Attention Deficit Hyperactivity Disorder (ADHD) is a neurodevelopmental disorder that can impact individuals of all ages. Symptoms include hyperactivity, impulsivity, and difficulty paying attention. With ADHD, it becomes difficult to finish tasks, focus on details and stay organized; not only that, but it may have negative repercussions on relationships and affect personal/professional goals.
My Journey With ADHD Medications
My journey with ADHD medication began during college. Although I had always struggled to focus on schoolwork, it wasn’t until I was immersed in an intensive academic program that I realized I might have ADHD. After speaking with my doctor and receiving an evaluation, a diagnosis of ADHD was made. She suggested trying medication to help manage my symptoms.
At first, I was reluctant to take medication. I was concerned about potential side effects and didn’t want to appear dependent on it for school success. However, as my focus and time management issues persisted, medication proved beneficial in providing some relief.
I noticed a marked improvement in my focus and ability to finish tasks. I could concentrate for extended periods and was more organized, and I felt motivated to work and less impulsive.

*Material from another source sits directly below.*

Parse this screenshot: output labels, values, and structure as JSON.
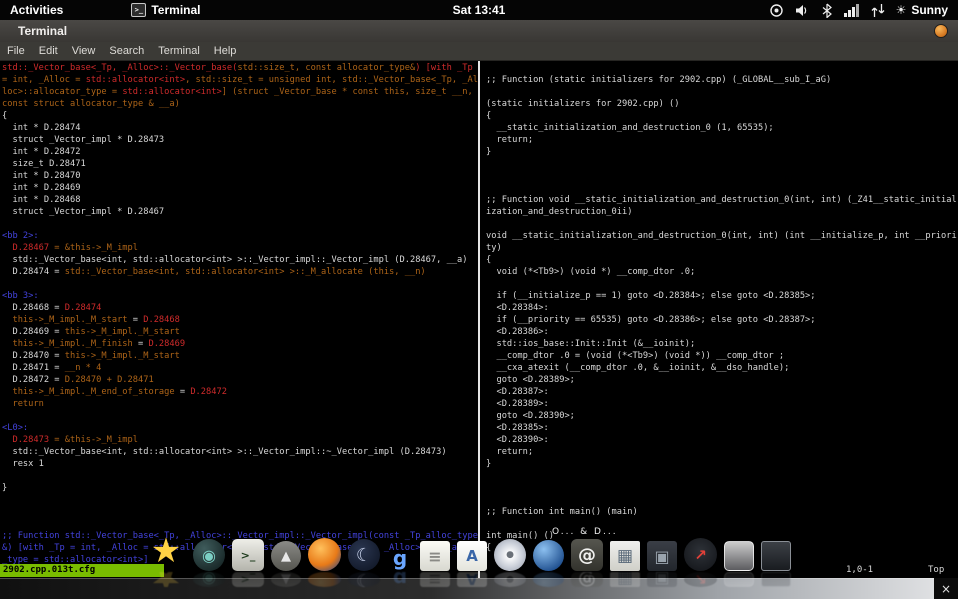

Unfortunately, there were some side effects, such as decreased appetite and difficulty sleeping.
Despite the side effects, I continued taking medication throughout my college years. It helped me succeed academically, and I was thankful for its benefits. But as graduation approached, I began considering life after college and whether or not to continue taking medication.
After carefully considering all of my options, I chose to manage my symptoms without medication. I implemented strategies like using a planner and setting reminders to stay organized. Furthermore, I exercised regularly and got enough sleep each night.
Although managing my symptoms without medication was challenging, it was also rewarding. I felt proud of myself for finding an alternative solution and being more in control of my life. Unfortunately, I noticed more difficulty focusing and organization when not on medication than when I was.
After several months without medication, I realized the advantages it provided. My concentration improved, tasks felt more motivating; additionally, my impulse control decreased, and there were fewer interruptions.
I decided to resume taking medication, but with a different perspective. Instead of solely relying on it to manage my symptoms, I saw it as one more tool in my arsenal of ADHD management techniques. Alongside medication management, other strategies like exercise, sleep, and organization continued to help keep me on track.
There is no single solution for ADHD. What works for someone may not work in another. You should work with your doctor in order to determine the best medication for you, as well as develop strategies that will help manage your symptoms and create an environment of support..
Another lesson I’ve realized is that medication alone cannot cure ADHD. Medication may help manage symptoms but won’t replace developing good habits and lifestyle changes. Exercise, a nutritious diet, and sound sleep habits all play an essential role in managing symptoms while improving overall well-being.
I also learned the value of communication and advocacy. It’s essential to communicate with your doctor about any side effects or worries you may have and advocate for yourself and your needs – whether that means asking for accommodations at work or asking friends and family for support.
In conclusion, my journey with ADHD medication has been one of trial and error. While medicine has provided benefits, it’s not a panacea. It is vital to manage symptoms, create an encouraging environment, communicate with your doctor, and advocate for what you need from them. ADHD is a lifelong condition requiring ongoing management; finding the proper treatment takes time and patience.